- My family is still at home - my sister with her husband and son. We can connect through the internet, but there is still so much anxiety. We hear what is happening. There are times when I talk to my friends and the next day they are gone. It is very difficult. I would probably miss the same at home, but sometimes I feel that if I went back I could help them more. I can't say that I miss anything in particular, I'm just far from home, I don't know when this whole situation will end and what will happen tomorrow. I don't know how to solve all this to make it all right. My daughter is a first-year student, she had dreams and plans and now everything has turned upside down and she has to make very difficult decisions.

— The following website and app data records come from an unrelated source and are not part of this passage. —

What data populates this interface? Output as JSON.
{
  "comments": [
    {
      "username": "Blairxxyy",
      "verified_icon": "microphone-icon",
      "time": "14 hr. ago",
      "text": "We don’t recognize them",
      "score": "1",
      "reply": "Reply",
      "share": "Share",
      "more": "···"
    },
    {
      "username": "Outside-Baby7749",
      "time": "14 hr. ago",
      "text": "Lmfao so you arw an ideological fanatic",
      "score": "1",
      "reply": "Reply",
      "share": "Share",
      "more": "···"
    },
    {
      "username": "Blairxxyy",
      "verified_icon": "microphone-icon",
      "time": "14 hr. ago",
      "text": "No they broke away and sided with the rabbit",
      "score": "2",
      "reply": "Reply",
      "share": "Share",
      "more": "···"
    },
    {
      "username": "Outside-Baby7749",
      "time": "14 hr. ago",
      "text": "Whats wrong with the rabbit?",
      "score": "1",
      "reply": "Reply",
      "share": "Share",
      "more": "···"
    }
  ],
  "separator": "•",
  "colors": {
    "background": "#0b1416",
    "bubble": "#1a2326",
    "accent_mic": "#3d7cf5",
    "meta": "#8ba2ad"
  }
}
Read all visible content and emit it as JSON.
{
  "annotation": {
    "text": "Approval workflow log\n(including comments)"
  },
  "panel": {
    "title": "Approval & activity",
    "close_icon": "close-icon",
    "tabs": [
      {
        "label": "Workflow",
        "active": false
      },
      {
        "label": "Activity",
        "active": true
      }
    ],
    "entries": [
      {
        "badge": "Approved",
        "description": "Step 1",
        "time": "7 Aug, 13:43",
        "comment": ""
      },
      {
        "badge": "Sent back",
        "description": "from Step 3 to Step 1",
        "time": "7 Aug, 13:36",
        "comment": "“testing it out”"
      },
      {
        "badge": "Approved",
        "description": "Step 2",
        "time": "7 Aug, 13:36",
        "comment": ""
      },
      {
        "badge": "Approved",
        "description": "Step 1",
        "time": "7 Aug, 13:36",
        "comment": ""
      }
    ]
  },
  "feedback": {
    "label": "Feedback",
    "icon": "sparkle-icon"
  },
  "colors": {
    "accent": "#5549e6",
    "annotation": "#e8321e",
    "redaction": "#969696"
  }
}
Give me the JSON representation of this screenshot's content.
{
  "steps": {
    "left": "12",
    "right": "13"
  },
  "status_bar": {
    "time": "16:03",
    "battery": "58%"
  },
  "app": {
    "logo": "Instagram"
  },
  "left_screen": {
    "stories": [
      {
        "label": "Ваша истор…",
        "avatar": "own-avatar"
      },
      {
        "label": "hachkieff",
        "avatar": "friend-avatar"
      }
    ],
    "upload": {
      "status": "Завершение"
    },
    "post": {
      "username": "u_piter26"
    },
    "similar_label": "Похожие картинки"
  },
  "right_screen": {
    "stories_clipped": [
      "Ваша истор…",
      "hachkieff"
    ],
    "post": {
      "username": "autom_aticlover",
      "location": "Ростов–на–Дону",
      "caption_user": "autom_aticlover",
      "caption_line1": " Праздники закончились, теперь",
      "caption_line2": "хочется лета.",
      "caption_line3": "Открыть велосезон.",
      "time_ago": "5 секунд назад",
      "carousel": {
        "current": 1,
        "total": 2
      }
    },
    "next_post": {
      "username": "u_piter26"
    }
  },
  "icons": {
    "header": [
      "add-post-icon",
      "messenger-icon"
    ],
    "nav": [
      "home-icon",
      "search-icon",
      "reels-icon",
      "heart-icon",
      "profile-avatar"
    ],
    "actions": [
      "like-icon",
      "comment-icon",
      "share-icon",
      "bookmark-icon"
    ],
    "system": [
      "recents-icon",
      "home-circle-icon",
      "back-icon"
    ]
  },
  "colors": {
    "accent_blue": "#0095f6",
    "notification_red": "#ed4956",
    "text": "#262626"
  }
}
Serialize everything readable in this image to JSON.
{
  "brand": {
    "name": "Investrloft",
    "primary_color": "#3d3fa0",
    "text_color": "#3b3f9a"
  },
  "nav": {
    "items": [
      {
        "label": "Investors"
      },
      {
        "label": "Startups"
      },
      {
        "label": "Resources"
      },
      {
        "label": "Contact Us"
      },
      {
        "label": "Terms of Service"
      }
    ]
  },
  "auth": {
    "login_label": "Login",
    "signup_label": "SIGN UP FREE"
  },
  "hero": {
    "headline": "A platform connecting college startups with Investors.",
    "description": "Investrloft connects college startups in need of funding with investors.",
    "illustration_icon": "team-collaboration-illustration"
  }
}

A day-care centre for Ukrainian children was established at UG.
- Apart from the help you receive here, you also help at the University of Gdańsk Community Centre.
- Yes, this is a very good initiative. It's mainly women and children who have come to Poland, many of whom lost their homes in the bombings. This community centre is a good place not only for children but also for those women. Whenever a mother comes, we offer coffee or tea, talk about their situation and ask if we can help in any way.
Finally, I would like to thank all the Poles who welcome the Ukrainians here, who look after them and who help them adapt to their new conditions of stay. My daughter and I would like to thank the Rector of the University of Gdańsk, prof. dr hab. Piotr Stepnowski, and all the staff of the University of Gdańsk for their very good organisation of support and help for the Ukrainians, especially for the scientists and the Ukrainian students. It is also a pleasure to thank the Dean of the Faculty of Chemistry, dr hab. Beata Grobelna, prof. UG, for hosting Ukrainian children at her Faculty. From the bottom of my heart, I would like to thank my friends - the Dean of the Faculty of Economics, dr hab. Monika Bąk, prof. UG, the Vice Dean for Students and Education, dr Tomasz Gutowski with his family and dr Olga Dębicka with her family for giving me the opportunity to take part in scientific conferences, for the wonderful organisation of the internship process and their kind reception and care during quite a difficult time.
- Thank you for the interview.
- Thank you.